**Your task**
Go through the records below and count every line containing "town". Reply with the count alone.

Records for processing section start

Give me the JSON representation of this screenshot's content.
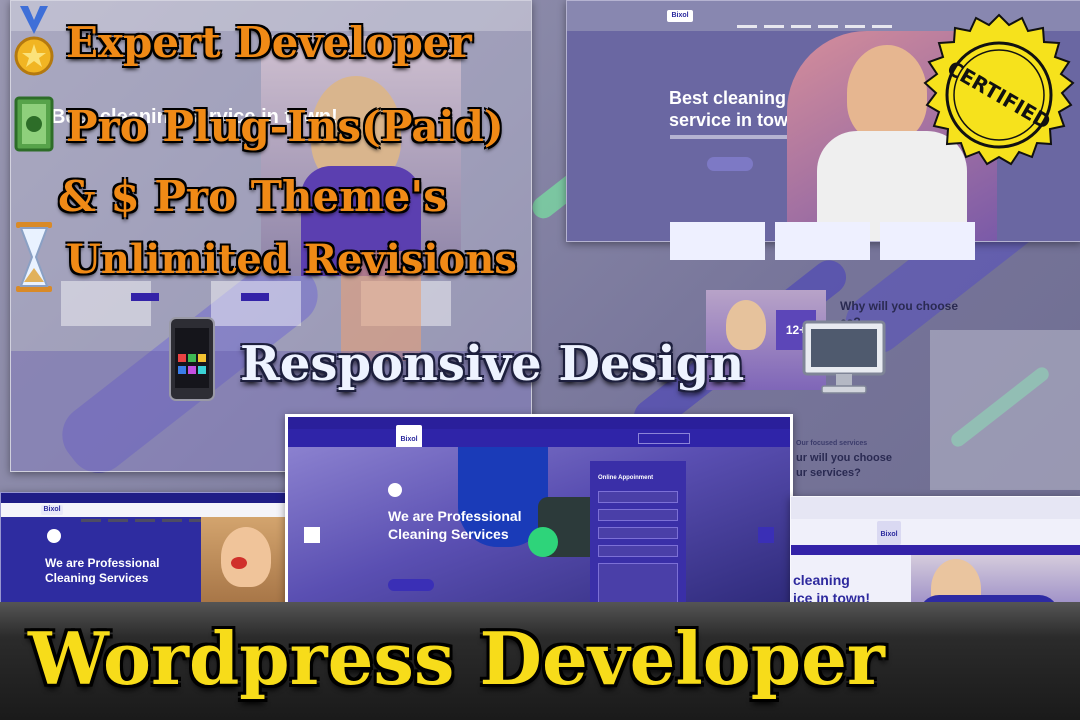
{
  "headline": {
    "line1": "Expert Developer",
    "line2": "Pro Plug-Ins(Paid)",
    "line3": "& $ Pro Theme's",
    "line4": "Unlimited Revisions"
  },
  "subheadline": "Responsive Design",
  "footer_title": "Wordpress  Developer",
  "seal_text": "CERTIFIED",
  "mockups": {
    "tablet_hero": "Best cleaning service in town!",
    "top_right_hero": "Best cleaning service in town!",
    "center_hero_line1": "We are Professional",
    "center_hero_line2": "Cleaning Services",
    "center_form_title": "Online Appoinment",
    "left_hero_line1": "We are Professional",
    "left_hero_line2": "Cleaning Services",
    "right_hero_line1": "cleaning",
    "right_hero_line2": "ice in town!",
    "right_badge": "12+",
    "mid_right_heading_1": "Why will you choose",
    "mid_right_heading_2": "es?",
    "lower_right_heading_1": "Our focused services",
    "lower_right_heading_2": "ur will you choose",
    "lower_right_heading_3": "ur services?",
    "logo": "Bixol"
  },
  "icons": [
    "medal-icon",
    "money-icon",
    "dollar-icon",
    "hourglass-icon",
    "mobile-phone-icon",
    "desktop-monitor-icon"
  ],
  "colors": {
    "orange": "#f08a16",
    "gold": "#f7dc1a",
    "brand_purple": "#3322a8",
    "seal_yellow": "#f6e21c"
  }
}
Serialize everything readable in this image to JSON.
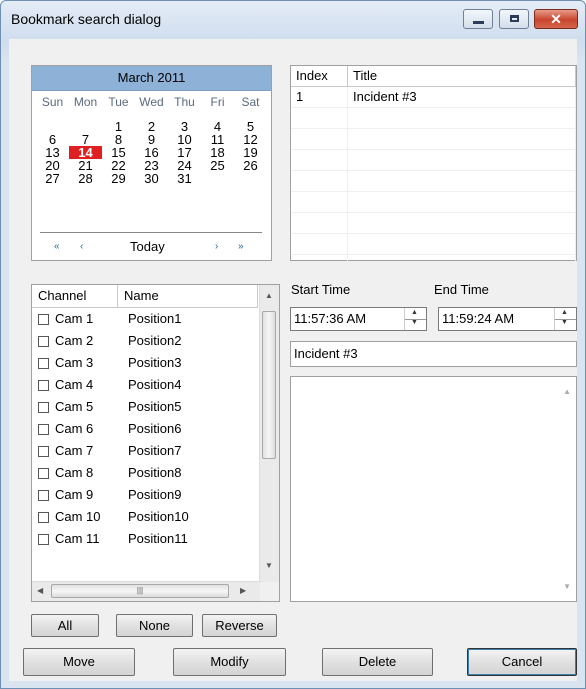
{
  "window": {
    "title": "Bookmark search dialog",
    "controls": {
      "minimize": "minimize-icon",
      "maximize": "maximize-icon",
      "close": "close-icon"
    }
  },
  "calendar": {
    "month": "March 2011",
    "weekdays": [
      "Sun",
      "Mon",
      "Tue",
      "Wed",
      "Thu",
      "Fri",
      "Sat"
    ],
    "weeks": [
      [
        "",
        "",
        "1",
        "2",
        "3",
        "4",
        "5"
      ],
      [
        "6",
        "7",
        "8",
        "9",
        "10",
        "11",
        "12"
      ],
      [
        "13",
        "14",
        "15",
        "16",
        "17",
        "18",
        "19"
      ],
      [
        "20",
        "21",
        "22",
        "23",
        "24",
        "25",
        "26"
      ],
      [
        "27",
        "28",
        "29",
        "30",
        "31",
        "",
        ""
      ]
    ],
    "selected_day": "14",
    "today_label": "Today",
    "nav": {
      "prev_year": "«",
      "prev_month": "‹",
      "next_month": "›",
      "next_year": "»"
    }
  },
  "bookmarks": {
    "columns": [
      "Index",
      "Title"
    ],
    "rows": [
      {
        "index": "1",
        "title": "Incident #3"
      }
    ]
  },
  "channels": {
    "columns": [
      "Channel",
      "Name"
    ],
    "rows": [
      {
        "channel": "Cam 1",
        "name": "Position1"
      },
      {
        "channel": "Cam 2",
        "name": "Position2"
      },
      {
        "channel": "Cam 3",
        "name": "Position3"
      },
      {
        "channel": "Cam 4",
        "name": "Position4"
      },
      {
        "channel": "Cam 5",
        "name": "Position5"
      },
      {
        "channel": "Cam 6",
        "name": "Position6"
      },
      {
        "channel": "Cam 7",
        "name": "Position7"
      },
      {
        "channel": "Cam 8",
        "name": "Position8"
      },
      {
        "channel": "Cam 9",
        "name": "Position9"
      },
      {
        "channel": "Cam 10",
        "name": "Position10"
      },
      {
        "channel": "Cam 11",
        "name": "Position11"
      }
    ]
  },
  "details": {
    "start_time_label": "Start Time",
    "end_time_label": "End Time",
    "start_time": "11:57:36 AM",
    "end_time": "11:59:24 AM",
    "title_value": "Incident #3",
    "description": ""
  },
  "buttons": {
    "all": "All",
    "none": "None",
    "reverse": "Reverse",
    "move": "Move",
    "modify": "Modify",
    "delete": "Delete",
    "cancel": "Cancel"
  }
}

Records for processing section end

**Task solution**
3